If you store the titles in your table class, there is no point in storing the titles in a separate list. You could drop the titles list and the tables list completely. If, for some reason, you need to keep the tables list you can do that. Override ToString() in the tables class to return the table title. If you want to display a list of titles in a ComboBox for example, you can just add table objects to the ComboBox and it will display the titles automatically. The SelectedItem will be a table instead of just a table title. –  Olivier Jacot-Descombes Mar 12 '12 at 15:59
    
The seperate list of titles comes from a gui element. The user selects which tables to see based on text entry. Then those comma seperated table titles are built into a list upon execution of the Show Tables button. I am then to look for those tables to print in my list of tables –  John Baum Mar 12 '12 at 16:02
    
If you add the tables to the dictionary at the same time you add them to the list, no additional lookup is required. –  Olivier Jacot-Descombes Mar 12 '12 at 16:02

There isn't anything more efficient than an N^2 operation for outputting an NxN matrix of values. Worst-case, you will always be doing this.

Now, if instead of storing the values in a multidimensional collection that defines the graphical relationship of rows and columns, you put them in a one-dimensional collection and included the row-column information with each cell, then you would only need to iterate through the cells that had values. Worst-case is still N^2 for a table of N rows and N columns that is fully populated (the one-dimensional array, though linear to enumerate, will have N^2 items), but the best case would be that only one cell in that table is populated (or none are) which would be constant-time.
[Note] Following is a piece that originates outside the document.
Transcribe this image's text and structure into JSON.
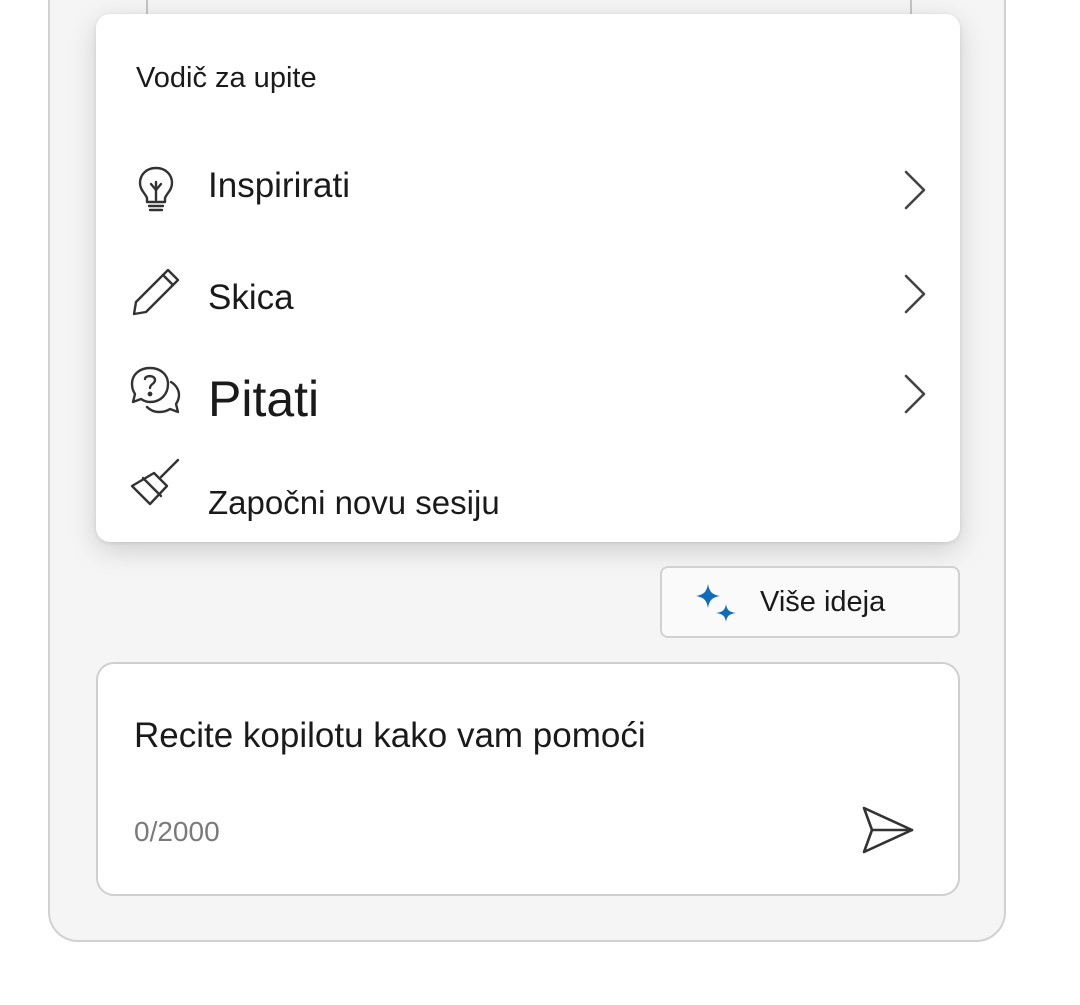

share|improve this answer
    
same difference but harder to lookup, I go along with the first paragraph. –  Jodrell Mar 12 '12 at 15:16
    
You can make the assumption that all tables are completely full –  John Baum Mar 12 '12 at 15:17

This answer applies to the, printing the table part, but the question was extended.

for the getting the table part, see the other answer.


No, there is not.

Unless perhaps your values follow some predictable distribution, then you could use a function of x and y and store no data at all, or maybe a seed and a function.

You could cache the print output in a string or StringBuider if you require it multiple times.

If there is enough data I guess you might apply some compression algorithm but I wouldn't say that was simpler or more efficient.

share|improve this answer

Your Answer

 
discard

By posting your answer, you agree to the privacy policy and terms of service.

Not the answer you're looking for? Browse other questions tagged or ask your own question.